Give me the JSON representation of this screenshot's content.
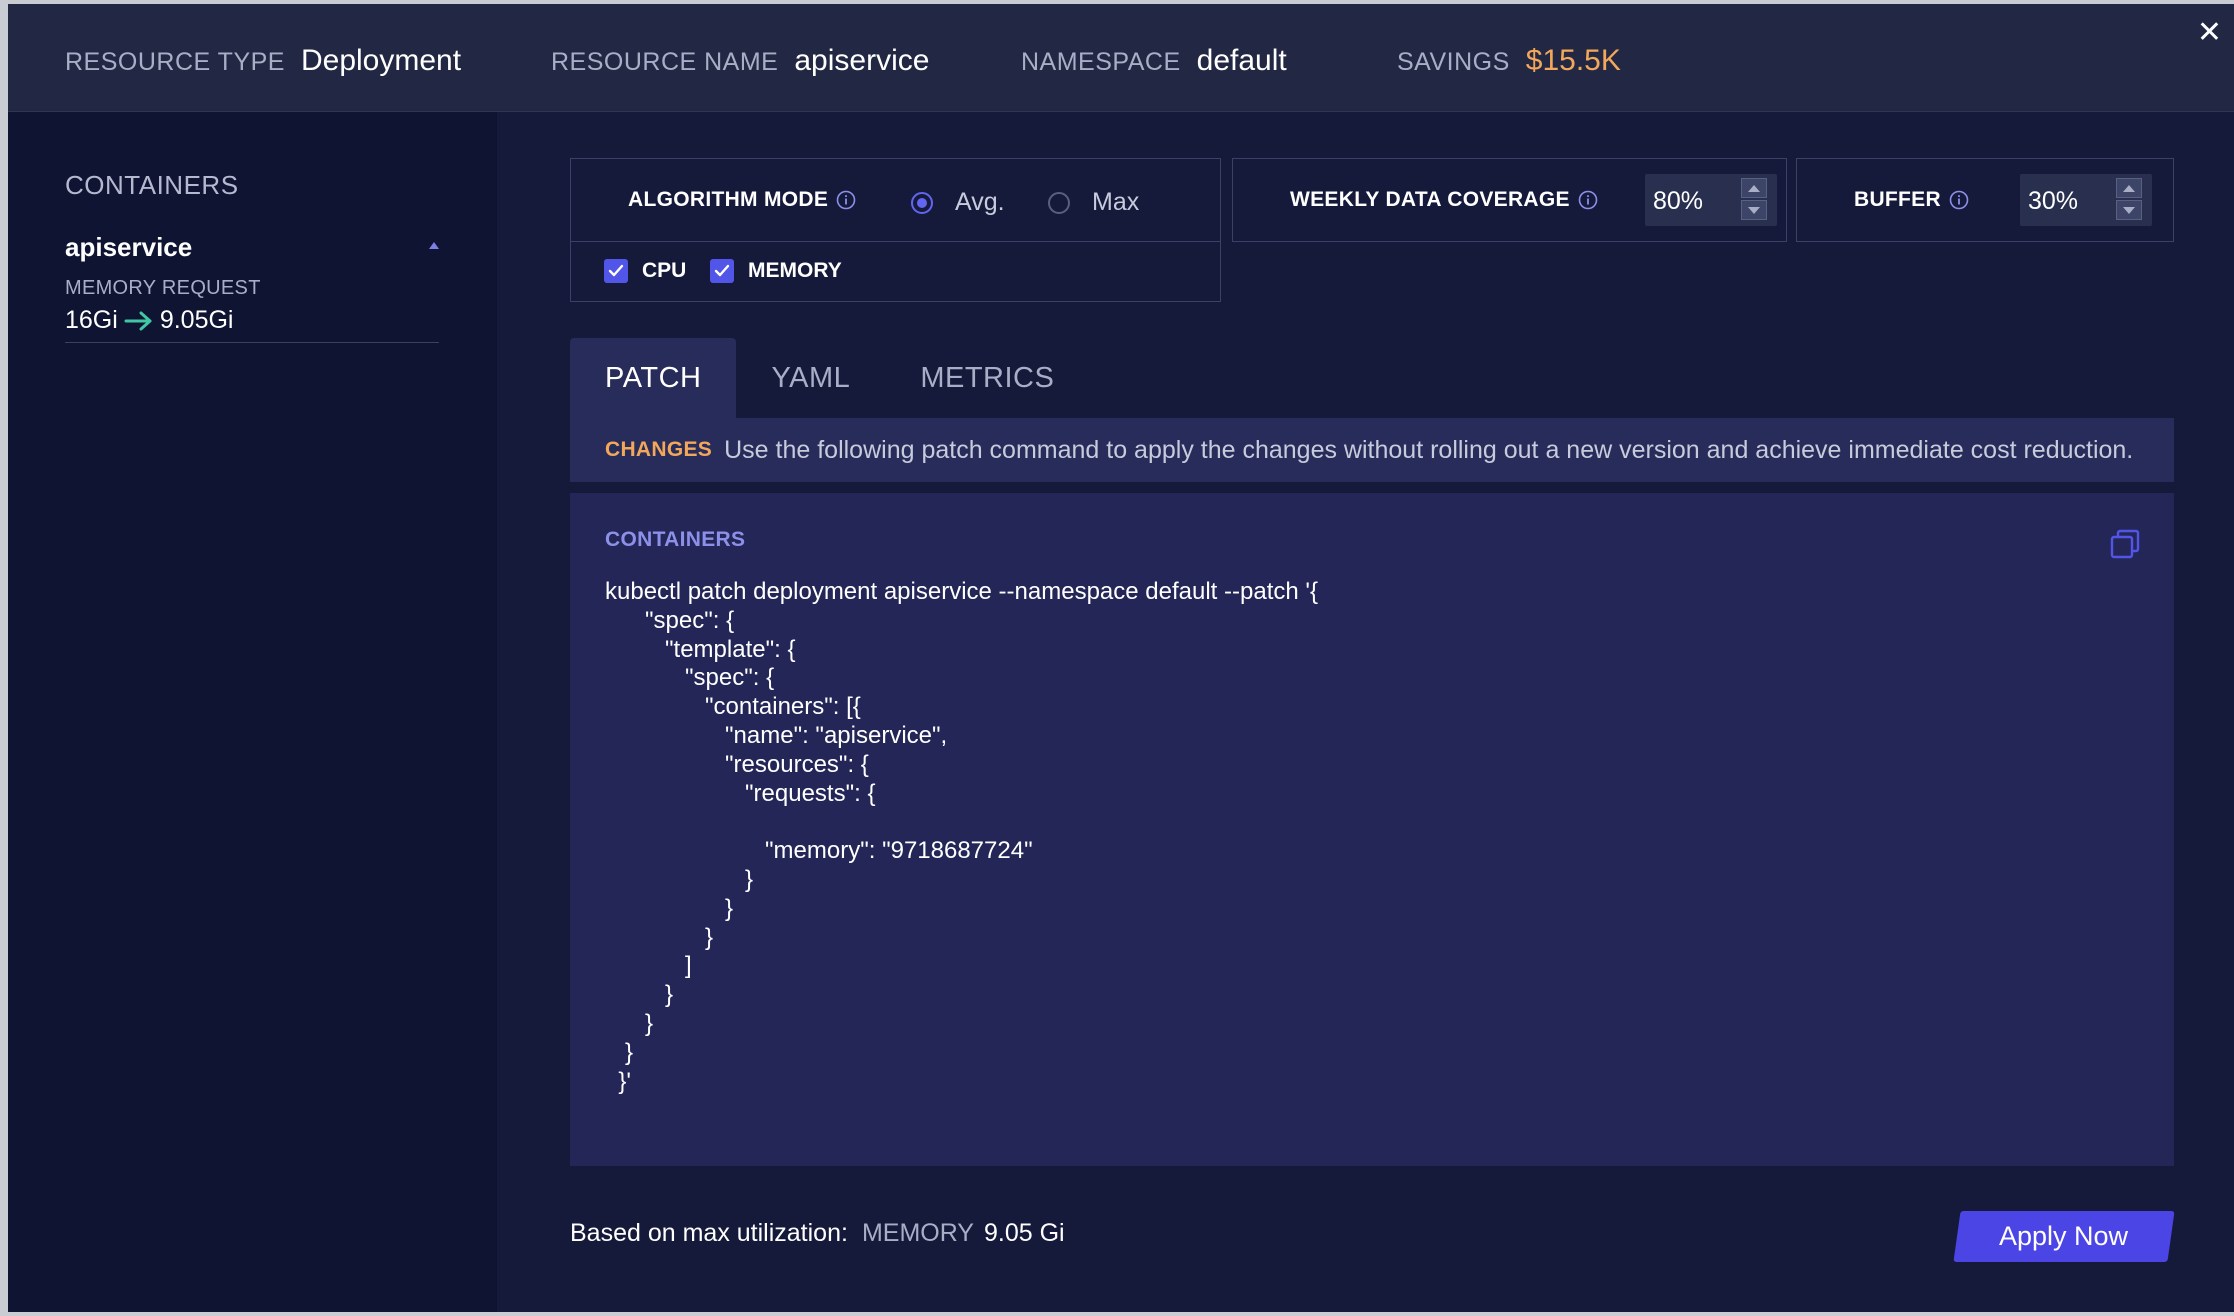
{
  "header": {
    "resource_type_label": "RESOURCE TYPE",
    "resource_type_value": "Deployment",
    "resource_name_label": "RESOURCE NAME",
    "resource_name_value": "apiservice",
    "namespace_label": "NAMESPACE",
    "namespace_value": "default",
    "savings_label": "SAVINGS",
    "savings_value": "$15.5K",
    "close_glyph": "✕"
  },
  "sidebar": {
    "title": "CONTAINERS",
    "containers": [
      {
        "name": "apiservice",
        "metric_label": "MEMORY REQUEST",
        "from": "16Gi",
        "to": "9.05Gi"
      }
    ]
  },
  "settings": {
    "algorithm_label": "ALGORITHM MODE",
    "options": [
      {
        "label": "Avg.",
        "selected": true
      },
      {
        "label": "Max",
        "selected": false
      }
    ],
    "coverage_label": "WEEKLY DATA COVERAGE",
    "coverage_value": "80%",
    "buffer_label": "BUFFER",
    "buffer_value": "30%",
    "resources": [
      {
        "label": "CPU",
        "checked": true
      },
      {
        "label": "MEMORY",
        "checked": true
      }
    ]
  },
  "tabs": [
    {
      "label": "PATCH",
      "active": true
    },
    {
      "label": "YAML",
      "active": false
    },
    {
      "label": "METRICS",
      "active": false
    }
  ],
  "changes": {
    "label": "CHANGES",
    "text": "Use the following patch command to apply the changes without rolling out a new version and achieve immediate cost reduction."
  },
  "code_panel": {
    "title": "CONTAINERS",
    "code": "kubectl patch deployment apiservice --namespace default --patch '{\n      \"spec\": {\n         \"template\": {\n            \"spec\": {\n               \"containers\": [{\n                  \"name\": \"apiservice\",\n                  \"resources\": {\n                     \"requests\": {\n\n                        \"memory\": \"9718687724\"\n                     }\n                  }\n               }\n            ]\n         }\n      }\n   }\n  }'"
  },
  "footer": {
    "label": "Based on max utilization:",
    "resource": "MEMORY",
    "value": "9.05 Gi",
    "apply_label": "Apply Now"
  },
  "colors": {
    "accent": "#5256e8",
    "savings": "#f3a75a",
    "arrow": "#3fc7a6",
    "background": "#0c1230"
  }
}
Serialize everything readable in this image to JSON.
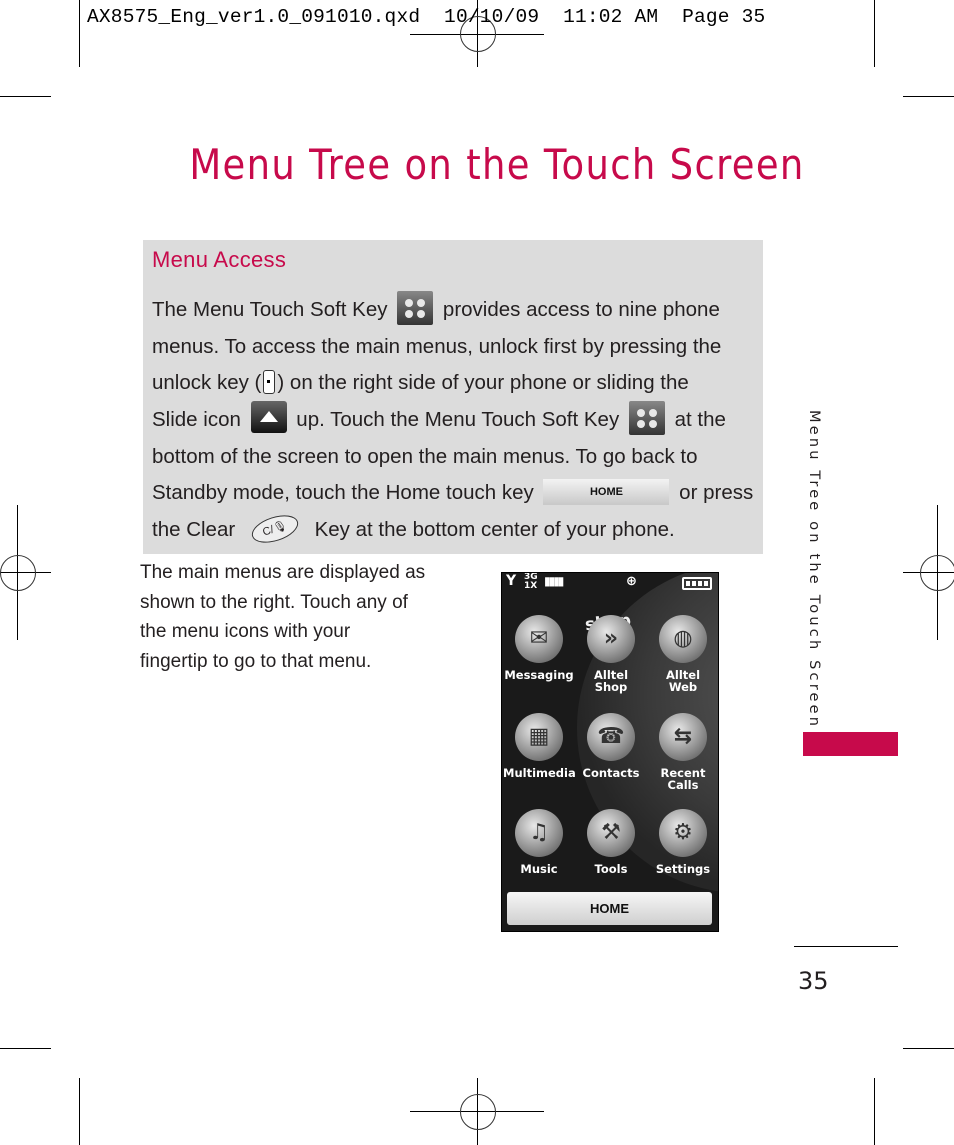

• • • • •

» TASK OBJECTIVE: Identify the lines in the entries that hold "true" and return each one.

» ANSWER SECTION:
        "selected": true
        "checked": true
        "checked": true
      "active": true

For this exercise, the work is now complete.